JB: Yeah, I think “thoughtful” is so appropriate a word to use with how I felt about the track when I heard it back. Like I said, I feel like I have this tendency to go to extremities with my own songwriting, with throwing my voice in whatever way. Or having 800 guitar parts or having a massive, epic drum section. And it was nice to see the song deconstructed and highlighted—I mean, there are even some changes in the chord arrangement.
It was nice to see the song unfolding as a poem over a different musical landscape, you know? And to be kept intimate and very thoughtful—gosh, what is the word I’m looking for? Oh yeah, it’s something that I never am! It’s tasteful. [Laughs] In my own production, I feel like I’m not very tasteful. I often do the most extreme thing.
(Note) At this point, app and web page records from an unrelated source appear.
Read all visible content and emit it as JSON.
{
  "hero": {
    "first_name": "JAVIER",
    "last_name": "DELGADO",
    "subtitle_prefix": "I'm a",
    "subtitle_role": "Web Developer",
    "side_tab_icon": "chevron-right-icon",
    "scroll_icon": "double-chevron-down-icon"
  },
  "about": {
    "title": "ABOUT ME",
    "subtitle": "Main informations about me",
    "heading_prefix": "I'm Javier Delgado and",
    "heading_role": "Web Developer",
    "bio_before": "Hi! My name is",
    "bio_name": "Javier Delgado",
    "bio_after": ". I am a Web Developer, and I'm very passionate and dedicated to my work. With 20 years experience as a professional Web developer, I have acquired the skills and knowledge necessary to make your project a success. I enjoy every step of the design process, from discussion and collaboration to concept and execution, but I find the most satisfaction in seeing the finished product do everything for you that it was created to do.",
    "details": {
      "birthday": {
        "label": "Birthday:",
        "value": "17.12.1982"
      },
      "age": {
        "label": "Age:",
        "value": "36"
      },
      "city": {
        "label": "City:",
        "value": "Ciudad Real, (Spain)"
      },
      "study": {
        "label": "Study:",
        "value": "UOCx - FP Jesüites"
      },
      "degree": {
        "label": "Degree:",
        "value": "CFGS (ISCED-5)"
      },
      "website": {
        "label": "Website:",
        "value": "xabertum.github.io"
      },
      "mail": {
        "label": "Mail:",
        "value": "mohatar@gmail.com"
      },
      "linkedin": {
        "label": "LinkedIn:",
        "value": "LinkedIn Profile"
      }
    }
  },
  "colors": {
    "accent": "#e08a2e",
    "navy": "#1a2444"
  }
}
But no, I mean, that’s another gift and privilege of mine doing something like this, to see how people reinterpret songs and to take notes on different production ideas and ways to maybe scale back or reimagine a song that I hadn’t even thought of before, that I hadn’t opened my brain up to. Yeah, it’s a pleasure.
AS: Julien, we touched on your interest these days in exploring new music and new ways of making music. So, now that you’ve, say, been through the “portal” or making this song, has it fueled you to do more?
JB: Oh, sure! I mean, at the end of the day, if nothing else, it’s a chance for me to get to communicate and share and learn from people that I know. Like Nandi from Half Waif or Sophie performing as Gordi. Or from people that I’m not personally familiar with but whose music I admire like Keith. So, yes, of course, it’s feeling.
That’s the thing that’s so fundamentally gratifying about making music if I really try to keep it in a healthy perspective. So, yeah, absolutely. It’s encouraging. And I like the act of—covers are the same. Well, no, they’re not the same. But it’s the same thing in that you as an artist are publically engaging with another artist and setting a precedent for exchange instead of isolation. I think that’s really important and I’m just grateful that I get to take part in it.
Photo by Alysse Gafkjen